This is another post about a fellow student -Lisa Smith ([email protected]; smiffymax.wordpress.com). Again despite being on an Embroidery course Lisa’s work doesn’t focus on this but primarily involves drawing and weaving. She is producing wearable sculptures – objects that are both beautiful and useful. She constructs her pieces from handwoven fabrics but they are as much about the form as the surface texture and colour. Drawing underpins her practice – in a sort of symbiotic process she draws, makes, and then re-draws and re-makes, each step building on the last. This creates an ongoing dialogue between her drawings and her objects. The increasingly large scale drawings depict huge knotted, twisted forms in space – and in turn influence the next form that she makes. She sees weave as a continuation of drawing – that there is no distinction between these processes. Her mark-making on paper explores form and texture and these same explorations occur as she weaves. Through a process of manipulating and sampling and drawing from these her pieces have evolved into functional sculptures. I think this is really what matters to her – a piece that can be worn around the wrist is as much a piece of sculpture as a piece in a gallery. Why should the context change the value that we ascribe to something ? As with many of us, her Dissertation subject has become unexpectedly relevant – she focussed on Japanese makers, in particular the Mingei philosophy of finding beauty in the everyday. Her work now seems to me to embody that very philosophy. Its really important too that her pieces are small – to be worn around the wrist or the neck – so that the wearer can focus on the cloth. Again this is another question of value – we are so used to being surrounded by cheap textiles that we don’t often pay attention to cloth as an object in itself. In turning her beautiful handwoven fabric into items which have that connotation of precious jewellery – this forces us to reconsider and appreciate the material.

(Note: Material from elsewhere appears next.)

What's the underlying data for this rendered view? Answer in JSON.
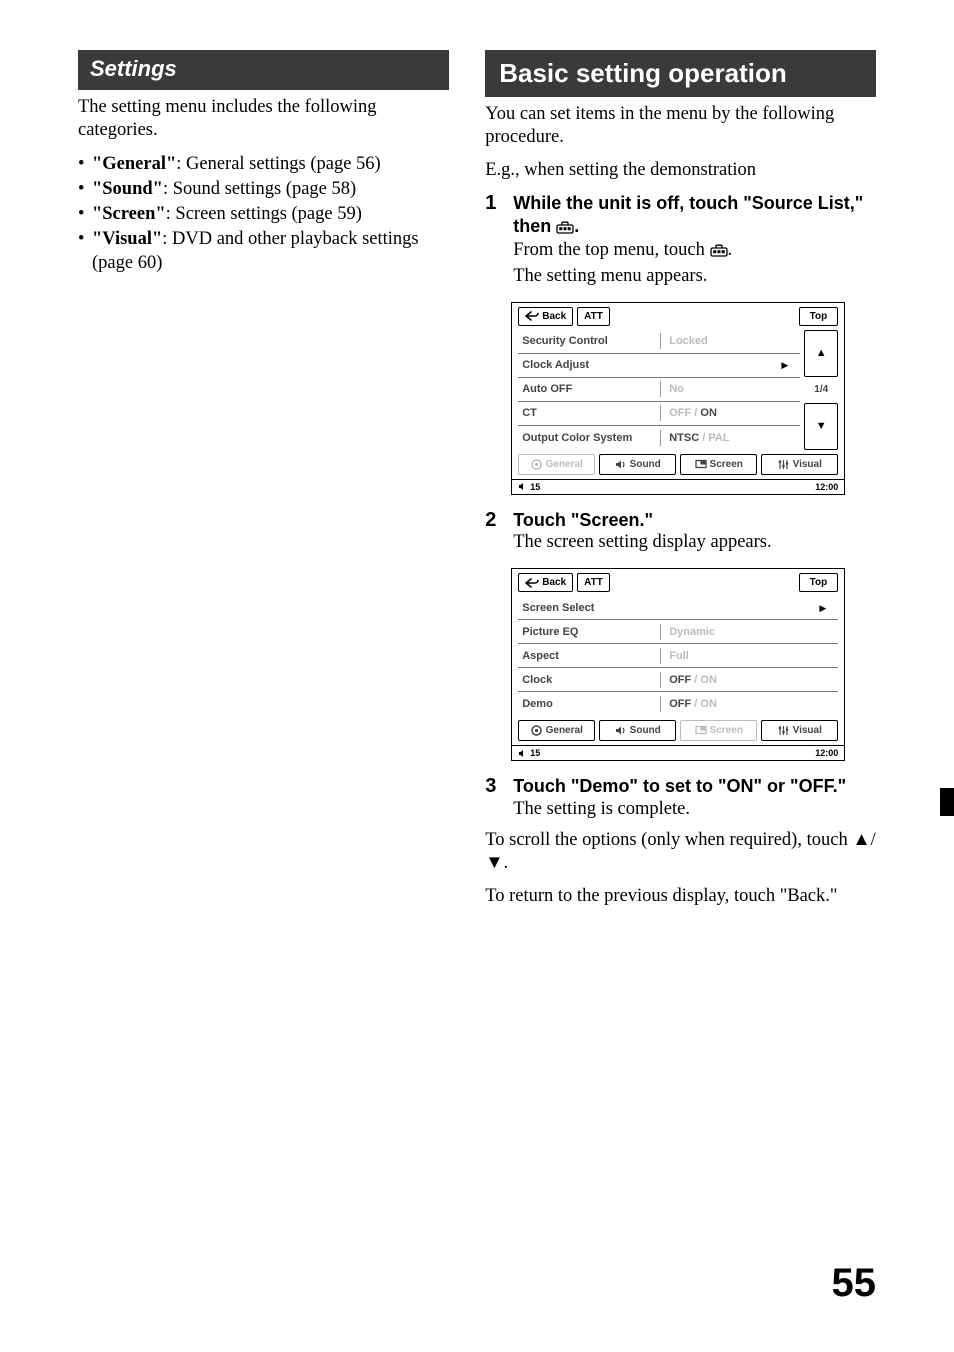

They stand off the body, retaining their own form, sitting in space in the same way as the forms in her drawings do. She is now working with multiples – finding ways of working with similar forms to be worn round the neck, working with different combinations of twists and knots and fastenings.
I think we are all getting quite nervous now. I have been struggling with my third book and it just has not been working. I realised in the process that I don’t actually like the character and find her quite intimidating – which I think partly explains some of my difficulty. Its also that pressure of having to produce something which is making me leap at solutions too quickly without experimenting sufficiently. I’ve now made three versions and I’m not happy with any of them. So I’ve decided to leave it for the present and and move on to another one entirely. It did do me a lot of good taking a brief break and going to the V & A for their ‘Blood on Paper’ Exhibition. I found it interesting and infuriating in equal measure. Infuriating because I don’t really think it lived up to the tag-line – ‘the art of the book’. Much on show really felt to me that it was only incidentally in the book form and it was often not really clear that the artist had actually been concerned with the fact the work would be in a book. Perhaps it was just that I was expecting it to be much more about that. Anyway I found some things on display really fantastic – Anselm Kiefer’s huge lead pages ‘The Secret Life of Plants’ were massive and evocative. I loved the way the lead wrinkled at the edges. I was also really struck by Cal Guo-Qiang’s ‘Danger Book – suicide fireworks’. In these he draws with flammable material and incorporates gunpowder; the book is then rigged so that the act of opening it will cause it to explode. A thoroughly satisfying concept. I love the idea that books are dangerous – words can change the world so books are burnt and banned and here the book is literally dangerous. Plus it tempts you – if you had one of them would you risk it bursting into flame in order to look at it ? Perhaps more useful to me though was the exhibition upstairs called ‘Certain Trees’ which focussed on a loose grouping of artists and poets who were and are involved in making and publishing books – influenced in many cases by Ian Hamilton Finlay. This was much more what I think of as artists books – books where the form and content are inextricably bound up together. I stayed on for the evening session – Friday Late – and went to a poetry reading which I thoroughly enjoyed, taking the opportunity to do a bit of sketching while I was there. People were invited to take a book and customise it over the evening – then participate in a sort of book exchange. I’m rather uncomfortable with the notion of altering existing books, so drew in mine – I felt it was adding to it rather than destroying.